There’s no other way to put it other than we have great news for the Long Beach economy: following a surge in the cruise industry, Carnival Cruises has decided to take over the entirety of the Spruce Goose dome in DTLB and expand its facilities to bring in bigger ships and more money.

So what does this specifically break down into?

Carnival Cruise Line will more than double the size of its terminal from approximately 66,000 sq. ft. to 142,000 sq. ft. The deal, written between the cruise line, landlord Urban Commons, and the City of Long Beach, will enable larger ships to use the port.

Carnival has been operating out of the Long Beach terminal since 2003, using only a fraction of the dome’s space for ticketing, loading, and unloading passengers and freight. With the use of the entire dome, that means more space for more passengers.

“For years we have been working toward reaching an agreement to expand the Long Beach Cruise Terminal to accommodate larger ships on the West Coast, and we’re thrilled to finally be able to move forward with our plans to assume full usage of the Dome, making Long Beach one of our largest homeport facilities,” said Christine Duffy, president of Carnival Cruise Line.

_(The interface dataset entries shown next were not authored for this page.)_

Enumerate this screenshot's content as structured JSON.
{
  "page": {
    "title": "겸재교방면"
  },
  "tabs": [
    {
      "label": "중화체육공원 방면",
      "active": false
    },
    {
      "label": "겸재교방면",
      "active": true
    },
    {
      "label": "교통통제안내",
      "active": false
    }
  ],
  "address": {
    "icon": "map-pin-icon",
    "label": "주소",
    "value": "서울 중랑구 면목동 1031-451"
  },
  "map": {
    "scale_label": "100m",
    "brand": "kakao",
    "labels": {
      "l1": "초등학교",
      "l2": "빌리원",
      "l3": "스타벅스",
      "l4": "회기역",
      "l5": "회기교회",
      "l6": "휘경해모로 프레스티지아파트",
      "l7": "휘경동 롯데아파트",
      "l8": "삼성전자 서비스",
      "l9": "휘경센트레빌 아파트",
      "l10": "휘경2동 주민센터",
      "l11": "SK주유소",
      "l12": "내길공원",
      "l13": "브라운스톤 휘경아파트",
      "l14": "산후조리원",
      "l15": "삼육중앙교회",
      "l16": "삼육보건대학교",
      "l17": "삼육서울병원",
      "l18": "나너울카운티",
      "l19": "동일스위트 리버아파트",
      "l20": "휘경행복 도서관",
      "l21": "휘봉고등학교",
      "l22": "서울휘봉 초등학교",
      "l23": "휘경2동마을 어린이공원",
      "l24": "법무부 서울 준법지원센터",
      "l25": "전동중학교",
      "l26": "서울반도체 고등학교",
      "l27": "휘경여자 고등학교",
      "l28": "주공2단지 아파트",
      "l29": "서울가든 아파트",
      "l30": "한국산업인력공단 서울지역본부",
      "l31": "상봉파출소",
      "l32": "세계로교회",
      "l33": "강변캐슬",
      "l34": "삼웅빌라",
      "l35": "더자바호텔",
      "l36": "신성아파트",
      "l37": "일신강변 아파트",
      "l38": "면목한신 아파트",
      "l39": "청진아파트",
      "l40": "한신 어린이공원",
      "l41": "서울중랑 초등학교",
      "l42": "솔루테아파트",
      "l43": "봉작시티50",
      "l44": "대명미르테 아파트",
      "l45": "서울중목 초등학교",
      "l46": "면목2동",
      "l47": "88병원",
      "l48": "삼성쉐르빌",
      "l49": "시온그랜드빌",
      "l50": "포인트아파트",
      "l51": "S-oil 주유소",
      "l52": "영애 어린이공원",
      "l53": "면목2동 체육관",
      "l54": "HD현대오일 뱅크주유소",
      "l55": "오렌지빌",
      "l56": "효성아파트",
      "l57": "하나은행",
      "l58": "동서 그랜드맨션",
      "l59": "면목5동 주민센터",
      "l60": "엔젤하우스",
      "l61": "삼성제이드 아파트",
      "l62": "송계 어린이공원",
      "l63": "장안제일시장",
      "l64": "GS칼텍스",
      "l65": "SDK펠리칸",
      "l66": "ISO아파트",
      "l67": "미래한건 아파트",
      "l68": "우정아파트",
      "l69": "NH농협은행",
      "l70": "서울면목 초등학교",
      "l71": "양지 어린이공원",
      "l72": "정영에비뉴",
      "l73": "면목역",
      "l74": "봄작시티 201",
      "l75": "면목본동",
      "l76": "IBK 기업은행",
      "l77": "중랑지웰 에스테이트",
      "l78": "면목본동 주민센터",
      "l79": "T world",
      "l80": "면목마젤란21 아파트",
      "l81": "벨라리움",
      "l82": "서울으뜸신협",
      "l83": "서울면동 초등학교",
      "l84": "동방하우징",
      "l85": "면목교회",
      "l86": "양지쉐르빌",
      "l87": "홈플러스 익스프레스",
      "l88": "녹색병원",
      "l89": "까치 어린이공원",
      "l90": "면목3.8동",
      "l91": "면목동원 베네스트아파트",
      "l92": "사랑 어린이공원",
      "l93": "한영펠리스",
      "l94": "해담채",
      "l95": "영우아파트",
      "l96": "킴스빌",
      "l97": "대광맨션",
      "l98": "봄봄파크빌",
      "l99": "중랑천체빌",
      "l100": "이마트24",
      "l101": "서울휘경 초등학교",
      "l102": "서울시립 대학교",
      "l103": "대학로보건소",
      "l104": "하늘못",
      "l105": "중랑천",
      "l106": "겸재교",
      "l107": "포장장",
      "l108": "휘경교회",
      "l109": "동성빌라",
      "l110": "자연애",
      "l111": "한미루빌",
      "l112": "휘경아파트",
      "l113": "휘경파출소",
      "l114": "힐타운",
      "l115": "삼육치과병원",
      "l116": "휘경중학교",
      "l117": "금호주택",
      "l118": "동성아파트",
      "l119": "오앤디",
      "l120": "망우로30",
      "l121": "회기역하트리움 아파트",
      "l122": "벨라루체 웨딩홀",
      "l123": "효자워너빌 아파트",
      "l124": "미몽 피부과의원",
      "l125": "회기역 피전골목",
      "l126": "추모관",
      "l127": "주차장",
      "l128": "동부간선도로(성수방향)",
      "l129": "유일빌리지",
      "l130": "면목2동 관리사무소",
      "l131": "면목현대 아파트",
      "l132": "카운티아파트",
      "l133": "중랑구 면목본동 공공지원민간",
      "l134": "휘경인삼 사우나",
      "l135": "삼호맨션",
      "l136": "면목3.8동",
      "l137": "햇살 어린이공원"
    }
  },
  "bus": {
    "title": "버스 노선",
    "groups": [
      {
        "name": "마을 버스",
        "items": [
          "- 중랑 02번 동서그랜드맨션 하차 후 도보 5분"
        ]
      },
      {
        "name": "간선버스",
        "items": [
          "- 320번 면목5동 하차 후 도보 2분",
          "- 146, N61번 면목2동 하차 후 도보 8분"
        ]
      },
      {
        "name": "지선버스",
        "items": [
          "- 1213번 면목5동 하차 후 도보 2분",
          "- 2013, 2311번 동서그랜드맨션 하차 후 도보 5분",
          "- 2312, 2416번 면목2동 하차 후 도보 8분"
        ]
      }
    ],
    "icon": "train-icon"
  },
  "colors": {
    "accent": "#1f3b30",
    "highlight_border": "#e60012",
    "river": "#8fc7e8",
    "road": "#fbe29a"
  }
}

This follows a $250M overhaul of the 40-plus acres surrounding the Dome and the Queen Mary; an overhaul that includes an entertainment and retail complex. Oh, and possibly a Ferris wheel. Taylor Woods, principal of Urban Commons, has reported that hopes are high: boat slips, a marina, an 200-room boutique hotel landside, restaurants, retail, possibly doubling the footprint of Carnival Cruises’ port, and major updates to the ship itself that will complement the historic aspects of the Queen—updates that are expected to debut by mid-next year

Urban Commons is about to now spend $10M to $15M to renovate the ship itself while an additional $250M will be needed to develop the surrounding land—monies that Woods claim Urban Commons can raise itself.

Currently, the Carnival Inspiration and Carnival Imagination operate year-round, three- and four-day Baja cruises from Long Beach, while Carnival Miracle sails seven-day voyages to the Mexican Riviera and 14- and 15-day cruises to Hawaii and Alaska.